§ **ASSIGNED TASK**
Would you repeat the entries below word for word and omit the pictures?

(Saved data entries)
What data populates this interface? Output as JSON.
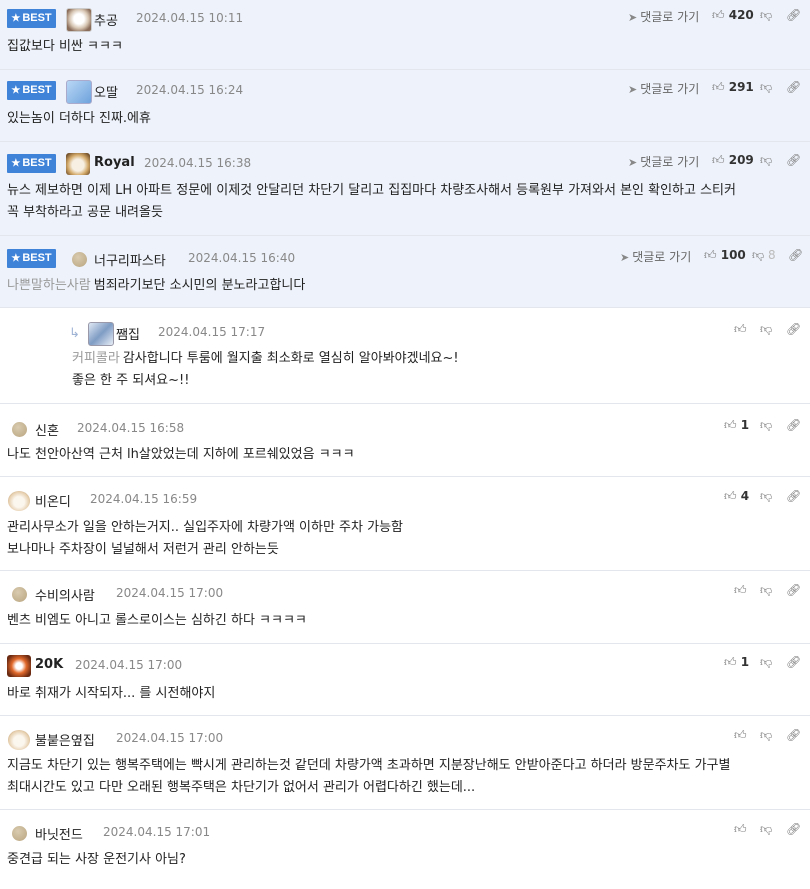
{
  "labels": {
    "best": "BEST",
    "reply": "댓글로 가기"
  },
  "comments": [
    {
      "nick": "추공",
      "date": "2024.04.15 10:11",
      "likes": "420",
      "text1": "집값보다 비싼 ㅋㅋㅋ"
    },
    {
      "nick": "오딸",
      "date": "2024.04.15 16:24",
      "likes": "291",
      "text1": "있는놈이 더하다 진짜.에휴"
    },
    {
      "nick": "Royal",
      "date": "2024.04.15 16:38",
      "likes": "209",
      "text1": "뉴스 제보하면 이제 LH 아파트 정문에 이제것 안달리던 차단기 달리고 집집마다 차량조사해서 등록원부 가져와서 본인 확인하고 스티커",
      "text2": "꼭 부착하라고 공문 내려올듯"
    },
    {
      "nick": "너구리파스타",
      "date": "2024.04.15 16:40",
      "likes": "100",
      "dislikes": "8",
      "mention": "나쁜말하는사람",
      "text1": "범죄라기보단 소시민의 분노라고합니다"
    },
    {
      "nick": "쨈집",
      "date": "2024.04.15 17:17",
      "mention": "커피콜라",
      "text1": "감사합니다 투룸에 월지출 최소화로 열심히 알아봐야겠네요~!",
      "text2": "좋은 한 주 되셔요~!!"
    },
    {
      "nick": "신혼",
      "date": "2024.04.15 16:58",
      "likes": "1",
      "text1": "나도 천안아산역 근처 lh살았었는데 지하에 포르쉐있었음 ㅋㅋㅋ"
    },
    {
      "nick": "비온디",
      "date": "2024.04.15 16:59",
      "likes": "4",
      "text1": "관리사무소가 일을 안하는거지.. 실입주자에 차량가액 이하만 주차 가능함",
      "text2": "보나마나 주차장이 널널해서 저런거 관리 안하는듯"
    },
    {
      "nick": "수비의사람",
      "date": "2024.04.15 17:00",
      "text1": "벤츠 비엠도 아니고 롤스로이스는 심하긴 하다 ㅋㅋㅋㅋ"
    },
    {
      "nick": "20K",
      "date": "2024.04.15 17:00",
      "likes": "1",
      "text1": "바로 취재가 시작되자... 를 시전해야지"
    },
    {
      "nick": "불붙은옆집",
      "date": "2024.04.15 17:00",
      "text1": "지금도 차단기 있는 행복주택에는 빡시게 관리하는것 같던데 차량가액 초과하면 지분장난해도 안받아준다고 하더라 방문주차도 가구별",
      "text2": "최대시간도 있고 다만 오래된 행복주택은 차단기가 없어서 관리가 어렵다하긴 했는데..."
    },
    {
      "nick": "바닛전드",
      "date": "2024.04.15 17:01",
      "text1": "중견급 되는 사장 운전기사 아님?"
    }
  ]
}
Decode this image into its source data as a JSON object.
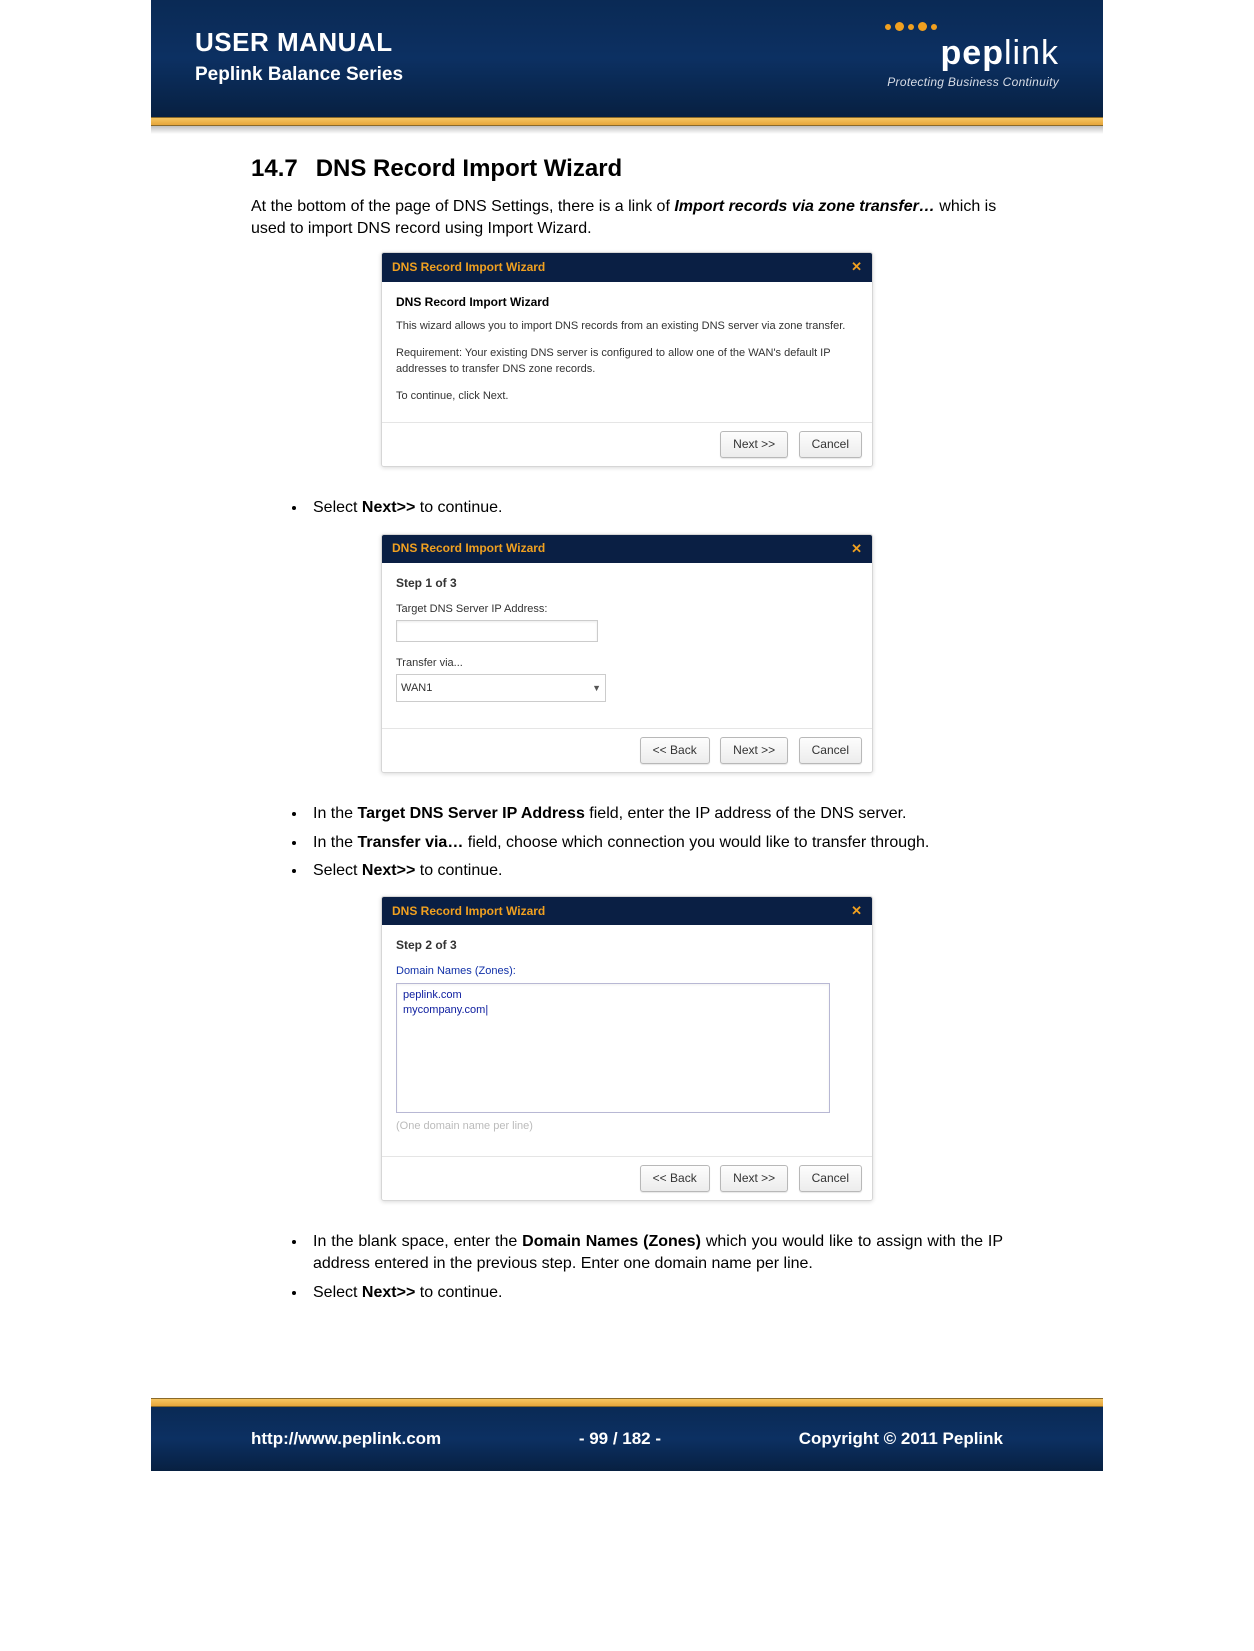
{
  "header": {
    "title": "USER MANUAL",
    "subtitle": "Peplink Balance Series",
    "brand": "peplink",
    "tagline": "Protecting Business Continuity"
  },
  "section": {
    "number": "14.7",
    "title": "DNS Record Import Wizard",
    "intro_pre": "At the bottom of the page of DNS Settings, there is a link of ",
    "intro_link": "Import records via zone transfer…",
    "intro_post": " which is used to import DNS record using Import Wizard."
  },
  "wizard": {
    "title": "DNS Record Import Wizard",
    "close": "✕",
    "intro": {
      "heading": "DNS Record Import Wizard",
      "p1": "This wizard allows you to import DNS records from an existing DNS server via zone transfer.",
      "p2": "Requirement: Your existing DNS server is configured to allow one of the WAN's default IP addresses to transfer DNS zone records.",
      "p3": "To continue, click Next."
    },
    "buttons": {
      "back": "<< Back",
      "next": "Next >>",
      "cancel": "Cancel"
    },
    "step1": {
      "step": "Step 1 of 3",
      "label_ip": "Target DNS Server IP Address:",
      "label_via": "Transfer via...",
      "via_value": "WAN1"
    },
    "step2": {
      "step": "Step 2 of 3",
      "label_dom": "Domain Names (Zones):",
      "domains": "peplink.com\nmycompany.com|",
      "hint": "(One domain name per line)"
    }
  },
  "bullets": {
    "b1_pre": "Select ",
    "b1_b": "Next>>",
    "b1_post": " to continue.",
    "b2_pre": "In the ",
    "b2_b": "Target DNS Server IP Address",
    "b2_post": " field, enter the IP address of the DNS server.",
    "b3_pre": "In the ",
    "b3_b": "Transfer via…",
    "b3_post": " field, choose which connection you would like to transfer through.",
    "b4_pre": "Select ",
    "b4_b": "Next>>",
    "b4_post": " to continue.",
    "b5_pre": "In the blank space, enter the ",
    "b5_b": "Domain Names (Zones)",
    "b5_post": " which you would like to assign with the IP address entered in the previous step. Enter one domain name per line.",
    "b6_pre": "Select ",
    "b6_b": "Next>>",
    "b6_post": " to continue."
  },
  "footer": {
    "url": "http://www.peplink.com",
    "page": "- 99 / 182 -",
    "copyright": "Copyright © 2011 Peplink"
  }
}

§ **ANSWER TO THE PROBLEM**
What data populates this interface? Output as JSON.
{
  "labels": {
    "best": "BEST",
    "reply": "댓글로 가기"
  },
  "comments": [
    {
      "nick": "추공",
      "date": "2024.04.15 10:11",
      "likes": "420",
      "text1": "집값보다 비싼 ㅋㅋㅋ"
    },
    {
      "nick": "오딸",
      "date": "2024.04.15 16:24",
      "likes": "291",
      "text1": "있는놈이 더하다 진짜.에휴"
    },
    {
      "nick": "Royal",
      "date": "2024.04.15 16:38",
      "likes": "209",
      "text1": "뉴스 제보하면 이제 LH 아파트 정문에 이제것 안달리던 차단기 달리고 집집마다 차량조사해서 등록원부 가져와서 본인 확인하고 스티커",
      "text2": "꼭 부착하라고 공문 내려올듯"
    },
    {
      "nick": "너구리파스타",
      "date": "2024.04.15 16:40",
      "likes": "100",
      "dislikes": "8",
      "mention": "나쁜말하는사람",
      "text1": "범죄라기보단 소시민의 분노라고합니다"
    },
    {
      "nick": "쨈집",
      "date": "2024.04.15 17:17",
      "mention": "커피콜라",
      "text1": "감사합니다 투룸에 월지출 최소화로 열심히 알아봐야겠네요~!",
      "text2": "좋은 한 주 되셔요~!!"
    },
    {
      "nick": "신혼",
      "date": "2024.04.15 16:58",
      "likes": "1",
      "text1": "나도 천안아산역 근처 lh살았었는데 지하에 포르쉐있었음 ㅋㅋㅋ"
    },
    {
      "nick": "비온디",
      "date": "2024.04.15 16:59",
      "likes": "4",
      "text1": "관리사무소가 일을 안하는거지.. 실입주자에 차량가액 이하만 주차 가능함",
      "text2": "보나마나 주차장이 널널해서 저런거 관리 안하는듯"
    },
    {
      "nick": "수비의사람",
      "date": "2024.04.15 17:00",
      "text1": "벤츠 비엠도 아니고 롤스로이스는 심하긴 하다 ㅋㅋㅋㅋ"
    },
    {
      "nick": "20K",
      "date": "2024.04.15 17:00",
      "likes": "1",
      "text1": "바로 취재가 시작되자... 를 시전해야지"
    },
    {
      "nick": "불붙은옆집",
      "date": "2024.04.15 17:00",
      "text1": "지금도 차단기 있는 행복주택에는 빡시게 관리하는것 같던데 차량가액 초과하면 지분장난해도 안받아준다고 하더라 방문주차도 가구별",
      "text2": "최대시간도 있고 다만 오래된 행복주택은 차단기가 없어서 관리가 어렵다하긴 했는데..."
    },
    {
      "nick": "바닛전드",
      "date": "2024.04.15 17:01",
      "text1": "중견급 되는 사장 운전기사 아님?"
    }
  ]
}
Decode this image into its source data as a JSON object.
{
  "header": {
    "title": "USER MANUAL",
    "subtitle": "Peplink Balance Series",
    "brand": "peplink",
    "tagline": "Protecting Business Continuity"
  },
  "section": {
    "number": "14.7",
    "title": "DNS Record Import Wizard",
    "intro_pre": "At the bottom of the page of DNS Settings, there is a link of ",
    "intro_link": "Import records via zone transfer…",
    "intro_post": " which is used to import DNS record using Import Wizard."
  },
  "wizard": {
    "title": "DNS Record Import Wizard",
    "close": "✕",
    "intro": {
      "heading": "DNS Record Import Wizard",
      "p1": "This wizard allows you to import DNS records from an existing DNS server via zone transfer.",
      "p2": "Requirement: Your existing DNS server is configured to allow one of the WAN's default IP addresses to transfer DNS zone records.",
      "p3": "To continue, click Next."
    },
    "buttons": {
      "back": "<< Back",
      "next": "Next >>",
      "cancel": "Cancel"
    },
    "step1": {
      "step": "Step 1 of 3",
      "label_ip": "Target DNS Server IP Address:",
      "label_via": "Transfer via...",
      "via_value": "WAN1"
    },
    "step2": {
      "step": "Step 2 of 3",
      "label_dom": "Domain Names (Zones):",
      "domains": "peplink.com\nmycompany.com|",
      "hint": "(One domain name per line)"
    }
  },
  "bullets": {
    "b1_pre": "Select ",
    "b1_b": "Next>>",
    "b1_post": " to continue.",
    "b2_pre": "In the ",
    "b2_b": "Target DNS Server IP Address",
    "b2_post": " field, enter the IP address of the DNS server.",
    "b3_pre": "In the ",
    "b3_b": "Transfer via…",
    "b3_post": " field, choose which connection you would like to transfer through.",
    "b4_pre": "Select ",
    "b4_b": "Next>>",
    "b4_post": " to continue.",
    "b5_pre": "In the blank space, enter the ",
    "b5_b": "Domain Names (Zones)",
    "b5_post": " which you would like to assign with the IP address entered in the previous step. Enter one domain name per line.",
    "b6_pre": "Select ",
    "b6_b": "Next>>",
    "b6_post": " to continue."
  },
  "footer": {
    "url": "http://www.peplink.com",
    "page": "- 99 / 182 -",
    "copyright": "Copyright © 2011 Peplink"
  }
}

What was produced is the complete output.